SHOOT: Cancer has profoundly impacted you and your family. How and when did you decide to do this documentary to share your story and empower yourself and others dealing with cancer?
Blassberg: It occurred to me that my sister passed away because we didn’t have information--the information that my other sister later had which saved her life, that had her get tested for the gene and then ultimately leading to her decision to have preventative surgery. Her surgical oncologist said that men could carry the genetic mutation. I had no idea men could get breast cancer so I got tested. It’s still unbelievable for me to now know that a higher percentage of men die from breast cancer than women. It’s because men are simply unaware and don’t undergo testing. As a result male breast cancer is often found at a later stage.
I felt that if I did a documentary, it would all be worthwhile if just one other person or family got the information they needed to prevent getting cancer or to survive cancer.
SHOOT: The documentary also shows what a man with breast cancer goes through when he gets what’s generally regarded as a woman’s disease.
Blassberg: When my girlfriend, a two-time cancer survivor, had to again fight cancer, I went with her to Dr. Giuliana at Cedars Sinai. I sort of piggybacked on her appointment since I knew the doctor. As I sat there, I found myself in a sea of pink. As a man with the breast cancer gene, I was being asked questions about vaginal dryness and how many children I gave birth to. I realized a lot had to be done to raise awareness about the gene mutations and the risk for men.
SHOOT: Kickstarter was key in terms of you getting funding to make Pink & Blue possible. How much did you raise?
Blassberg: We raised $75,000 in about a month. I’ve always been a big universal energy person, believing if you put something out in the universe and work hard, it will happen. So much about the film has been serendipitous, connecting us with people online, people sharing their expertise and stories. I connected with Amy Byer Shainman whose family was devastated by cancer--and who carries the mutation. She asked me, “What will it take to be executive producer of your documentary?” Just like that, she grew into that role. I didn’t meet her for a year and a half but she was helping us all that time financially and with her experiences and knowledge.
SHOOT: How did Angelina Jolie Pitt’s op-ed piece impact your documentary.
Blassberg: We were shooting when she made the announcement. The biggest movie star in the world had this genetic mutation. People were talking about it. But still people were getting it wrong. The press wasn’t reporting accurately on exactly what BRCA 1 and 2 are. There was a lot of criticism of Angelina. People were talking more about her than the important message she had the courage to share publicly. The misinformation out there about her and her condition amped me up more to get this documentary out and to reach a big audience. Two years later, we finished our film right around the time she announced her other operation to remove her ovaries. We wound up interviewing both her surgeons for our documentary.
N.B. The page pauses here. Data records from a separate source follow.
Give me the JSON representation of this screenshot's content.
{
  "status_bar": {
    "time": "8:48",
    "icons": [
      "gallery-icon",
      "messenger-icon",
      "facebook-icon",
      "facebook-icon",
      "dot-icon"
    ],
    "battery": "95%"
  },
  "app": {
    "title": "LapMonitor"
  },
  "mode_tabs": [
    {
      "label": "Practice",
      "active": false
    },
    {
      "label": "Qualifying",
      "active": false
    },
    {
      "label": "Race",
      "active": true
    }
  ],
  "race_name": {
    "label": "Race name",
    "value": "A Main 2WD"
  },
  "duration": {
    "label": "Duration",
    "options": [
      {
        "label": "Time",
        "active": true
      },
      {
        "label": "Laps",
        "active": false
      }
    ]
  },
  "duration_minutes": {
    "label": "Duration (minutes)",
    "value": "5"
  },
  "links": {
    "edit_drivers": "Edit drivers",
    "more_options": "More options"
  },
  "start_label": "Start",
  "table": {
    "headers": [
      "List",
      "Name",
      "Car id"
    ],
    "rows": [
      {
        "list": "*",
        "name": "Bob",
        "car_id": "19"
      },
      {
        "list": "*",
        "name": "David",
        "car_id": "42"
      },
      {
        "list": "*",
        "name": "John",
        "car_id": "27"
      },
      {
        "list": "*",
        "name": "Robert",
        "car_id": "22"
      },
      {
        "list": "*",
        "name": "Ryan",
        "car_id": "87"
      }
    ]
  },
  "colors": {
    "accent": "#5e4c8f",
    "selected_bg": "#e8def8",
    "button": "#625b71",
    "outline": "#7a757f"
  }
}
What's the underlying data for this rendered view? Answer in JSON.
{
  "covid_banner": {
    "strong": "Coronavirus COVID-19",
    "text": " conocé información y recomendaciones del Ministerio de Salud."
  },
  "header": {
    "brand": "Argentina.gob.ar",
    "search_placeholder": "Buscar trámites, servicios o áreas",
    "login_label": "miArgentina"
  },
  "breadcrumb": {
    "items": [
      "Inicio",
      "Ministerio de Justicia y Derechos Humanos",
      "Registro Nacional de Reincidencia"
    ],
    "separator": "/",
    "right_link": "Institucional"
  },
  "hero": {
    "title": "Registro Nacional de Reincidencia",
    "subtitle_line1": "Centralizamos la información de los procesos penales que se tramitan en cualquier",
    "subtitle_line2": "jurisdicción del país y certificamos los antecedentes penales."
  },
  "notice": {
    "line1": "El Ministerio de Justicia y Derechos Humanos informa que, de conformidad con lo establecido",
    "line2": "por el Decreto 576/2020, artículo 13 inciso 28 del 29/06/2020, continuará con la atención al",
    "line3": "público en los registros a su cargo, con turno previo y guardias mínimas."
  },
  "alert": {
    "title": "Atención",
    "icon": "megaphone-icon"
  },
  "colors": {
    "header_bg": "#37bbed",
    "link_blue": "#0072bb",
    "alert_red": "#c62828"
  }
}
It all comes down to the fact that your quality of life changes when somebody dies in your family. You realize what’s really important--and what’s not. You want to make a positive impact in some way. I became part of a team that is trying to make a positive difference--this film is part of that effort.Category: Chat Room Interviews